Requirement:
Leave out the images and repeat every entry below exactly.

[Records from a dataset]
'''
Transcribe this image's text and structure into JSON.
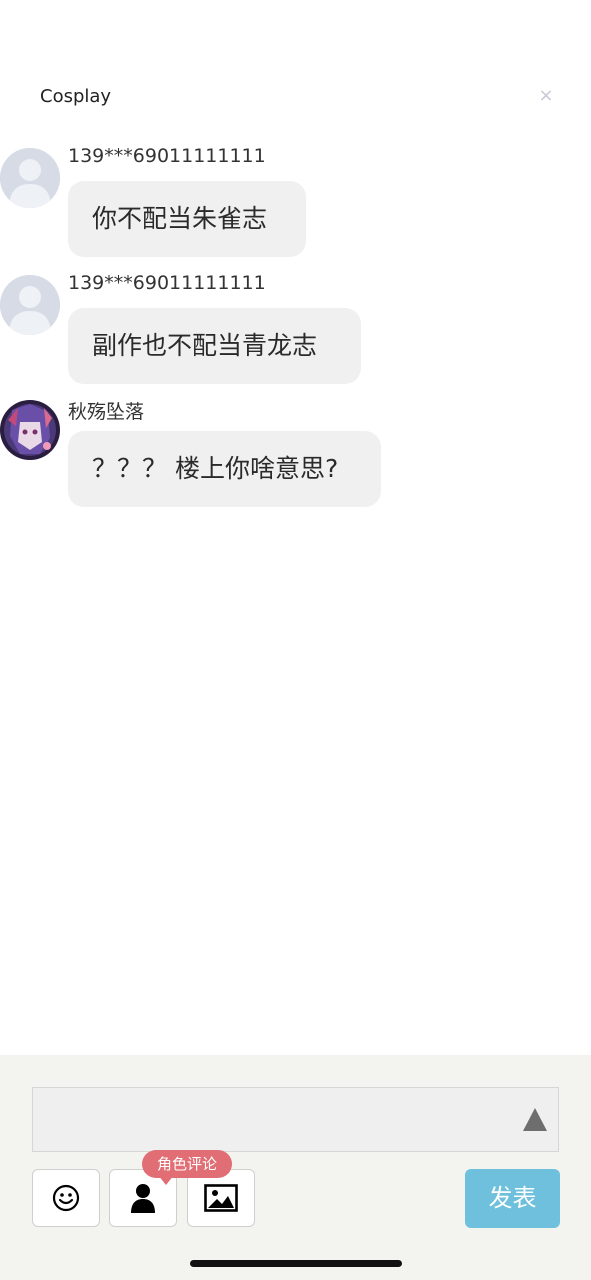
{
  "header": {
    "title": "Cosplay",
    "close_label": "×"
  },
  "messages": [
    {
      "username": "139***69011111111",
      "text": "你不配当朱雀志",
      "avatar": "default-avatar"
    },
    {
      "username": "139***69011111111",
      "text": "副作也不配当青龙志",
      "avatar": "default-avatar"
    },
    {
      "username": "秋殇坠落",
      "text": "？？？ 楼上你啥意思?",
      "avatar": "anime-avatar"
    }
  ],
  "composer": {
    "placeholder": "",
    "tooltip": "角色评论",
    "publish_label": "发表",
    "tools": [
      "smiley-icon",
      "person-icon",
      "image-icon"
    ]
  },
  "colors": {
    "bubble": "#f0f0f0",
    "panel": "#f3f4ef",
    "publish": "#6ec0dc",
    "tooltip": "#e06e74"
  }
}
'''
Exercise output:
Transcribe this image's text and structure into JSON.
{
  "header": {
    "title": "Cosplay",
    "close_label": "×"
  },
  "messages": [
    {
      "username": "139***69011111111",
      "text": "你不配当朱雀志",
      "avatar": "default-avatar"
    },
    {
      "username": "139***69011111111",
      "text": "副作也不配当青龙志",
      "avatar": "default-avatar"
    },
    {
      "username": "秋殇坠落",
      "text": "？？？ 楼上你啥意思?",
      "avatar": "anime-avatar"
    }
  ],
  "composer": {
    "placeholder": "",
    "tooltip": "角色评论",
    "publish_label": "发表",
    "tools": [
      "smiley-icon",
      "person-icon",
      "image-icon"
    ]
  },
  "colors": {
    "bubble": "#f0f0f0",
    "panel": "#f3f4ef",
    "publish": "#6ec0dc",
    "tooltip": "#e06e74"
  }
}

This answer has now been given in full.